As do most Chicago metro area fire departments, Lemont Fire Protection District offered fire alarm monitoring service to commercial, institutional and industrial establishments within its protection boundaries.
This monitoring service utilized dedicated telephone lines installed and maintained by Ameritech, the local telephone company. While leased line technology has been available for decades, there were always inherent problems with interruptions in service from storms, broken cables, water in cables, serviceman errors and a variety of other causes. Service outages have ranged from hour to months with the average outage being nearly seven days.
Fire fighting professionals know that the first few minutes of a fire are critical and that rapid response saves lives and property. Because Lemont FPD and other departments monitor fire alarm signals in their dispatch centers, relaying emergency alarm information to responding units happens in seconds as opposed to minutes when private alarm company central station services are used.
Because of the high cost of installing and maintaining alarm-monitoring equipment, most fire departments have historically relied on private alarm contractors to provide equipment and service to meet the monitoring demands. Additionally, dedicated telephone lines, although prone to false alarms and service outages, have always been relied upon as the sole resource for transmitting alarm signals from a protected premise to the 911 centers.
Keltron Corporation's wireless technology has changed everything. No longer dependent on telephone lines, fire departments are now able to buy and develop their own digital radio-signaling network. Freeing up the money that subscribers had traditionally paid to the phone company for a dedicated phone line, Lemont FPD can provide state-of-the-art wireless technology via Keltron's wireless transceivers.
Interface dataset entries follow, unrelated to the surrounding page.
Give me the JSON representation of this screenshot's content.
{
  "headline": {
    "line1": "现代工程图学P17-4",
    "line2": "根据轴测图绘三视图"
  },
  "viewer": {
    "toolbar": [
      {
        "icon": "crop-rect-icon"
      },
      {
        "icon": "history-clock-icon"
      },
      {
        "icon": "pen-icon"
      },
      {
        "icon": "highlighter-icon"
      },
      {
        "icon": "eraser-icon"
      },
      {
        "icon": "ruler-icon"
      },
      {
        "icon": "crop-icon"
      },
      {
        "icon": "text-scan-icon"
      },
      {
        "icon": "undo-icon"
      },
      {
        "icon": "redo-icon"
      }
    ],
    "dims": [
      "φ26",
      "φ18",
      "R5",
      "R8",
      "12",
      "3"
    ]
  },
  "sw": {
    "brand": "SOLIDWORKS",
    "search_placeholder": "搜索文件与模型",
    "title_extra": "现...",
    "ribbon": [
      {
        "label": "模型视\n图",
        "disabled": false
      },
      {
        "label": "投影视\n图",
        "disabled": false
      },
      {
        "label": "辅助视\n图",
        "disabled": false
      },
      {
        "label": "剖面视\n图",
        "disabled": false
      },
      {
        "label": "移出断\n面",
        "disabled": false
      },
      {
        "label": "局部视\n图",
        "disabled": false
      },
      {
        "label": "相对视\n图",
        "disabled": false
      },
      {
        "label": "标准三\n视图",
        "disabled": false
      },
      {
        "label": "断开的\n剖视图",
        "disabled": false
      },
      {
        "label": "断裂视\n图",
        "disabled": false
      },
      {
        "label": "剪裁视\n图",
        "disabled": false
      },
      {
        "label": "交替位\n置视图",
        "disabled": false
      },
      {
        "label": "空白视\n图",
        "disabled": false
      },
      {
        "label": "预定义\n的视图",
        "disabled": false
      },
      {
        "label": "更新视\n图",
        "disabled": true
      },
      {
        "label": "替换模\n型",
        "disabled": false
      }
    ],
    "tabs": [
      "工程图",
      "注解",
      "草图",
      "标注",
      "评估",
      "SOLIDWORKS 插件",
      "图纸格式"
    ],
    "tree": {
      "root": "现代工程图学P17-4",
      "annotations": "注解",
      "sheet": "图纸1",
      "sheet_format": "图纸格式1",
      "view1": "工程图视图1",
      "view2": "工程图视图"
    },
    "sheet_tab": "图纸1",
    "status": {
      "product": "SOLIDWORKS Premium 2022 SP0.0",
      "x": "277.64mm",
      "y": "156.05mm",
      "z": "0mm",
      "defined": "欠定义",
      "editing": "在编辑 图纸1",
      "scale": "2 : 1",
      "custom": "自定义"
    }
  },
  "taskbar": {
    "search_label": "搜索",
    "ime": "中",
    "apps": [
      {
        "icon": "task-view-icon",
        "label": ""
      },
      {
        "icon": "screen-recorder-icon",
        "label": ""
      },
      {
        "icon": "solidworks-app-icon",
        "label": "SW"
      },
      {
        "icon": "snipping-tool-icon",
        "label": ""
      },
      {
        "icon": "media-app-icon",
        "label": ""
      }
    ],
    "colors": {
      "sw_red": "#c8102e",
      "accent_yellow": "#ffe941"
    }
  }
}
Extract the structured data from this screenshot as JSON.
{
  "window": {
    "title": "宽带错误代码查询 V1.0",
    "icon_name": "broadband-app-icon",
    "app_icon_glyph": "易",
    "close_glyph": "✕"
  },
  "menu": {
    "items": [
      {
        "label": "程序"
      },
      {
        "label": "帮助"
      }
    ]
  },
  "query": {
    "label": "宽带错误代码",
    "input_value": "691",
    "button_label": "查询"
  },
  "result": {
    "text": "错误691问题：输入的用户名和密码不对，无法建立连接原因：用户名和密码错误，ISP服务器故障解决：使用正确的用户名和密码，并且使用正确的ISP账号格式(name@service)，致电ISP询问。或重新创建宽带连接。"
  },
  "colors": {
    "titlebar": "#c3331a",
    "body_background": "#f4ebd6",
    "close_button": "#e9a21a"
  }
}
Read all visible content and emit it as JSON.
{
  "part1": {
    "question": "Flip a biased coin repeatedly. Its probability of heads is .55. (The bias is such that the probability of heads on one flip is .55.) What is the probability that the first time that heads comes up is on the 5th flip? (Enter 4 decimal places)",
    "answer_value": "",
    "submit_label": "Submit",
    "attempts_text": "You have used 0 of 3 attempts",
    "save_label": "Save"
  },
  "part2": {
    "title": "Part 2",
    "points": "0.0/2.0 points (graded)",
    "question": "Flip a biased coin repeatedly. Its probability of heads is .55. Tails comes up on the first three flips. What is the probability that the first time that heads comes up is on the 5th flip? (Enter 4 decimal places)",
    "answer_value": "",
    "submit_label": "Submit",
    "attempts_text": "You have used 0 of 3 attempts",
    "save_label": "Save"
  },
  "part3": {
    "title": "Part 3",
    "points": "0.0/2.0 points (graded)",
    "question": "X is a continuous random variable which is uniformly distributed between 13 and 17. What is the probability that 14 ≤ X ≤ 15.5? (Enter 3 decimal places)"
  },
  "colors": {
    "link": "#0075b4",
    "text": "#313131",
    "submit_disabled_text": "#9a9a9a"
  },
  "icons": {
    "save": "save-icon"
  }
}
Before Keltron's wireless technology, the cost to replace 911 Center equipment utilizing phone lines was prohibitive. However, by redirecting the former fees that subscribers paid for phone lines to a leasing company to pay down a sixty-month lease, radios are installed at a subscriber's premises for no initial fee. Furthermore, using creative leasing, all of the equipment necessary for the radio and alarm monitoring equipment at the 911 Center is also completely amortized over a sixty-month period. The end result is a strategy that is rapidly redefining how municipalities in the Chicago metro area monitor alarm systems.